"This has been Tony's dream his entire life," Meghan said with a smile. "There was never any other possibility for him." That's still true now. Tony's sister says he already incessantly asks doctors when he can return to work. She says Tony is like her dad.
"He is the strongest person I have ever met in my life. He is the protector. That's what he does."
Meghan repeatedly thanked all officers, paramedics and "miracle workers" at Denver Health for saving her brother's life. The first 24 hours were the worst but all things considered, she says Tony is great. The family thinks of each piece of happy news as a milestone and knows recovery will be long. If Friday's procedure goes as planned, doctors hope Tony will soon put weight on his legs, and eventually begin physical therapy.
Meghan asked for prayers and pleaded with the community to donate blood to help anyone who needs it. Tony lost nearly his entire blood supply this week. Donations saved him -- that, in addition to the skilled tourniquet work done by paramedics. Family members hope first responders across the country implement the training DPD and other first responders recently underwent.
Tony's sister spoke on behalf of him, as well, saying he wants all of the officers involved to know his gratitude.
"Tony wanted me to thank all of his brothers and sisters in blue. Tony keeps telling us over and over again that the Denver Police Department is the best family he could have ever asked for."
In the meantime, family members say they're trying not to cry, because Tony's not.

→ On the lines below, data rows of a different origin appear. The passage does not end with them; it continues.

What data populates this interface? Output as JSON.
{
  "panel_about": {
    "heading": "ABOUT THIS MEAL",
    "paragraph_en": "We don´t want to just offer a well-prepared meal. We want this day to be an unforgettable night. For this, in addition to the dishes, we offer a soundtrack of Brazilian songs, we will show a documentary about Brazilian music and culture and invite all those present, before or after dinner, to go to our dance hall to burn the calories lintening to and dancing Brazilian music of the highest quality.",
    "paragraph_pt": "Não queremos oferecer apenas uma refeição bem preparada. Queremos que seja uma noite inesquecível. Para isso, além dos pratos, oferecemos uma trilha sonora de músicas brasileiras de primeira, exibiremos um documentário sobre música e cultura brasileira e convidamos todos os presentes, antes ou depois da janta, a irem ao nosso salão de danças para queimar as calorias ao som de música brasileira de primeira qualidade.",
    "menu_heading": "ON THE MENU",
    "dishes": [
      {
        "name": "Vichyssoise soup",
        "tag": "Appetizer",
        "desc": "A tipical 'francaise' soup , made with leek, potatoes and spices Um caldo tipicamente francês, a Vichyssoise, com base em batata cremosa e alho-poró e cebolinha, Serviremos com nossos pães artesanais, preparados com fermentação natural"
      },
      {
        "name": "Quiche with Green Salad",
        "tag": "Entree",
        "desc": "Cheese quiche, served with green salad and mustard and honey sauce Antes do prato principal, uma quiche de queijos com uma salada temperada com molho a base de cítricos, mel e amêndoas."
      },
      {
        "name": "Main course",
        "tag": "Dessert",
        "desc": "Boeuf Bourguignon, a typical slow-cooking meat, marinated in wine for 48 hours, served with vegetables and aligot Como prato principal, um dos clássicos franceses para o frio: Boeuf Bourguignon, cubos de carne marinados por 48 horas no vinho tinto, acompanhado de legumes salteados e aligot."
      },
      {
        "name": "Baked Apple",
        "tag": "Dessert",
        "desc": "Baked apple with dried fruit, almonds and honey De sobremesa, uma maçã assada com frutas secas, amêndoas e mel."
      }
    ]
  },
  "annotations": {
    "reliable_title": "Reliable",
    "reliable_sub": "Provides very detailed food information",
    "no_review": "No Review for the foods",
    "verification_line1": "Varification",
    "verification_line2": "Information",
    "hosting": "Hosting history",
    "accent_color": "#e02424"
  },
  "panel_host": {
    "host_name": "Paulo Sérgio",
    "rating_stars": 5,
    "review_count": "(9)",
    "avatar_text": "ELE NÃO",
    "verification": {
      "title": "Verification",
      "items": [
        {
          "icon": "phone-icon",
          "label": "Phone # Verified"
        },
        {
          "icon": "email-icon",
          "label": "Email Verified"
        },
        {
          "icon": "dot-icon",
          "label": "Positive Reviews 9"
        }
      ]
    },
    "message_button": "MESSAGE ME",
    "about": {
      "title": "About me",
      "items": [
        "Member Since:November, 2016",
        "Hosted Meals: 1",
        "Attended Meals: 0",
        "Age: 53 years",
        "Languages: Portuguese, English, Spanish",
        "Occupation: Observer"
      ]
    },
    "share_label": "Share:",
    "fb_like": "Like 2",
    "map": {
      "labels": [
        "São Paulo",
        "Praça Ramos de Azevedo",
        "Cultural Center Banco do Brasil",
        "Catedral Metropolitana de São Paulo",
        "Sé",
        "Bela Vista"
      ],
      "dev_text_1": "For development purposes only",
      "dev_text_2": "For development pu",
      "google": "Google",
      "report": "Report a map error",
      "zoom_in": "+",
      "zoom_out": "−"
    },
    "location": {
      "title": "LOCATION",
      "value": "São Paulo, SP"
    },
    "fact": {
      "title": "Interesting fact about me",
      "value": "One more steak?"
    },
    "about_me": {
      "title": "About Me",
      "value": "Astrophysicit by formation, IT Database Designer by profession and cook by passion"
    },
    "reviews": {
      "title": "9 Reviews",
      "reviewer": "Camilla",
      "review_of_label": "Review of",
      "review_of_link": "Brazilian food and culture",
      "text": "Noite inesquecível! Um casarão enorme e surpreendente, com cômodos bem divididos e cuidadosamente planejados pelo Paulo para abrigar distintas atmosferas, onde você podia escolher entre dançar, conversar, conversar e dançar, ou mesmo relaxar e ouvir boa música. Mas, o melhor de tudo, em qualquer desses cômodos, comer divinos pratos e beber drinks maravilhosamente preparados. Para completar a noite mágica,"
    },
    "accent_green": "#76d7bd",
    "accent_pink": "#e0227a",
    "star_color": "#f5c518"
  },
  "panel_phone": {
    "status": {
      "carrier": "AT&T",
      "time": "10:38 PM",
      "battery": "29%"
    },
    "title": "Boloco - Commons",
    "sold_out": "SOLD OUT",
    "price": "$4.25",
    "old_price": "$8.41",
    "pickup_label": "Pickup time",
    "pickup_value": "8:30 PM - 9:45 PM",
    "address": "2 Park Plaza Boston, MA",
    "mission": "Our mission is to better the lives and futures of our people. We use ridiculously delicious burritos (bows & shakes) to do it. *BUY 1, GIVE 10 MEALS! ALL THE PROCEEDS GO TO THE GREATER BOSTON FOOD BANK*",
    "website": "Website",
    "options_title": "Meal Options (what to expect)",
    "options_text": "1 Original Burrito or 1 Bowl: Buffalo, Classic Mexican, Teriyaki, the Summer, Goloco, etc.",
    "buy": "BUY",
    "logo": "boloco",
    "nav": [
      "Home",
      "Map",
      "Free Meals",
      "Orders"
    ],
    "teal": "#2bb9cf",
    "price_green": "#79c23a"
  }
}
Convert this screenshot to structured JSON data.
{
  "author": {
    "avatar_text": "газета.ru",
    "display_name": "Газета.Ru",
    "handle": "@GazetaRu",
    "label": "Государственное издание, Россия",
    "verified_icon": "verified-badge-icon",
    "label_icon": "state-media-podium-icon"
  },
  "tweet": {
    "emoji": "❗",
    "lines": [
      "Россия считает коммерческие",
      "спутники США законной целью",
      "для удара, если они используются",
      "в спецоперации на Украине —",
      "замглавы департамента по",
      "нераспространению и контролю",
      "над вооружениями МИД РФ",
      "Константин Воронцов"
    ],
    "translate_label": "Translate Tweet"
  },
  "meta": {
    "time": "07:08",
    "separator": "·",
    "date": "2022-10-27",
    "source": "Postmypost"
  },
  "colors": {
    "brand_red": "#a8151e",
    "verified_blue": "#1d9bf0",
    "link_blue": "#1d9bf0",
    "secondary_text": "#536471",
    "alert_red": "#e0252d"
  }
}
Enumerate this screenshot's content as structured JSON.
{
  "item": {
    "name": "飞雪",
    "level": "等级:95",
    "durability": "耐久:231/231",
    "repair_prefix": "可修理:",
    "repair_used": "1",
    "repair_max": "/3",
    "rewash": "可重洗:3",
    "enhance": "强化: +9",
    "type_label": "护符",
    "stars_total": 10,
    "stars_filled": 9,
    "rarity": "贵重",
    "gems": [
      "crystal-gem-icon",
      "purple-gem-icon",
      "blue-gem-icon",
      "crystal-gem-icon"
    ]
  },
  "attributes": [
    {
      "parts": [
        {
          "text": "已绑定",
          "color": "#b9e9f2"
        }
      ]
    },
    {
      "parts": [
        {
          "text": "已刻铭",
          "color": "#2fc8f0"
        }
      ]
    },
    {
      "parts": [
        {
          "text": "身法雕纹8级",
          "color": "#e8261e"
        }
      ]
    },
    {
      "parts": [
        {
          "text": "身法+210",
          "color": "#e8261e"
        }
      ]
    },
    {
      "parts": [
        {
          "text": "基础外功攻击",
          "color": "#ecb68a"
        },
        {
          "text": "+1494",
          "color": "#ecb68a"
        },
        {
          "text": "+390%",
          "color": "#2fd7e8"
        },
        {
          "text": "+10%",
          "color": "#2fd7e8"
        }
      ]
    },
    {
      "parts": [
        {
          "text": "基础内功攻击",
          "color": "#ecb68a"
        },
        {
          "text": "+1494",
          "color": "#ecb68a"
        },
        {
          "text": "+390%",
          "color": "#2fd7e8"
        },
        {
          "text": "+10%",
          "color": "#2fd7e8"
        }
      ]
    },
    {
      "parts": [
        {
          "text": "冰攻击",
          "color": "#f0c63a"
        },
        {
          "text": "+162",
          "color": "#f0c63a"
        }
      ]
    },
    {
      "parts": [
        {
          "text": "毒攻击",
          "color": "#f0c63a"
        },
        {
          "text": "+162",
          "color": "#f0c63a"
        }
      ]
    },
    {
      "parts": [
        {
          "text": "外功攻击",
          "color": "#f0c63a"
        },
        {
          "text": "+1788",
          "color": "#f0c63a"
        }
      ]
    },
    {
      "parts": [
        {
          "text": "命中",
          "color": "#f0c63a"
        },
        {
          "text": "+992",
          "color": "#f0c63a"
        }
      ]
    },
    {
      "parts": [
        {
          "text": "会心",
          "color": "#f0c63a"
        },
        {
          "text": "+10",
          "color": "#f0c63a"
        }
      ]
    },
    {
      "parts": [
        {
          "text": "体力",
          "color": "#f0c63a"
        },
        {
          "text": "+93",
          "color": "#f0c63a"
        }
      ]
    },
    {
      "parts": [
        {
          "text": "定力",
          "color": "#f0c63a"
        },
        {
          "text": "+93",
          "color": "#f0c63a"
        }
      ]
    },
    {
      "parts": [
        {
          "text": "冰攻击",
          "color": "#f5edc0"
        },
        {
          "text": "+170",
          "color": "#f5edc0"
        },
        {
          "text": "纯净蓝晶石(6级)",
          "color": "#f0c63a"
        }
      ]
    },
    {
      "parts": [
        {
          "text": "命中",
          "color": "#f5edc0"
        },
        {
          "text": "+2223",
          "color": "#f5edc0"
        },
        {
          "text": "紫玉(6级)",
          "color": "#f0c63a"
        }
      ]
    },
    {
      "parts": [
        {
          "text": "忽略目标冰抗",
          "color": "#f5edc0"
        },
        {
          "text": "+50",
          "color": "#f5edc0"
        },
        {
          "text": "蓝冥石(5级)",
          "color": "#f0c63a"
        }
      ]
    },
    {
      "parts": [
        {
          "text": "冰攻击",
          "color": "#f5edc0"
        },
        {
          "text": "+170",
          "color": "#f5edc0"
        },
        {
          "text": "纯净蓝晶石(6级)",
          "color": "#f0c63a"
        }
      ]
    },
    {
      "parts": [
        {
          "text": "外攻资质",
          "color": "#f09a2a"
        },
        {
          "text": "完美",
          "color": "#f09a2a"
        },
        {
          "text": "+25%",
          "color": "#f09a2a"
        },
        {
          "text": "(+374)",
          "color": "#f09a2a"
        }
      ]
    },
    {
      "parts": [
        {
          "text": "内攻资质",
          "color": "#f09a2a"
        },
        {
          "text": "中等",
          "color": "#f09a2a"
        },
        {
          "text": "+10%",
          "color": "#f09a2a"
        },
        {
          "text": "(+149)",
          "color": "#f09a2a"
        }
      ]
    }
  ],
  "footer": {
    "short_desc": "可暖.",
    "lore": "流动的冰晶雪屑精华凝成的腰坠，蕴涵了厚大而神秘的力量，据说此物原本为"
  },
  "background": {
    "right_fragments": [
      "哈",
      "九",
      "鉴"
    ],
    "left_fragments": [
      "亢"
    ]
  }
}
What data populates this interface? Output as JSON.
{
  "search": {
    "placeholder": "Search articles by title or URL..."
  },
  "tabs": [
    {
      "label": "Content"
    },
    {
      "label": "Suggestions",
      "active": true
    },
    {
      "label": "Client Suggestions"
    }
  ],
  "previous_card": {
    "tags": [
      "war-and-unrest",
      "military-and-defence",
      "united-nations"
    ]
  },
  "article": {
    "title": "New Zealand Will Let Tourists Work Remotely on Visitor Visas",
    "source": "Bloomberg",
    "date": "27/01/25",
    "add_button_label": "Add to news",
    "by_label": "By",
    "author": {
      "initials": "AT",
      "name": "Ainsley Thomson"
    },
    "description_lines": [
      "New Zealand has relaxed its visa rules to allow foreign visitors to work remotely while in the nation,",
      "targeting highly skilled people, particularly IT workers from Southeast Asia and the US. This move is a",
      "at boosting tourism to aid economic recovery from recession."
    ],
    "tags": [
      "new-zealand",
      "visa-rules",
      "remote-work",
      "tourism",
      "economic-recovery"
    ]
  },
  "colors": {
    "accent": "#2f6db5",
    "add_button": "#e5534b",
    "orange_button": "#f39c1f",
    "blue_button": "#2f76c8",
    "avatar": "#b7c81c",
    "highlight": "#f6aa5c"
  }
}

"I've only seen him cry maybe twice," Meghan said. "His rabbit died. His first and only pet."
The suspect, as of Thursday afternoon, hasn't been released from the hospital for treatment for a gunshot wound.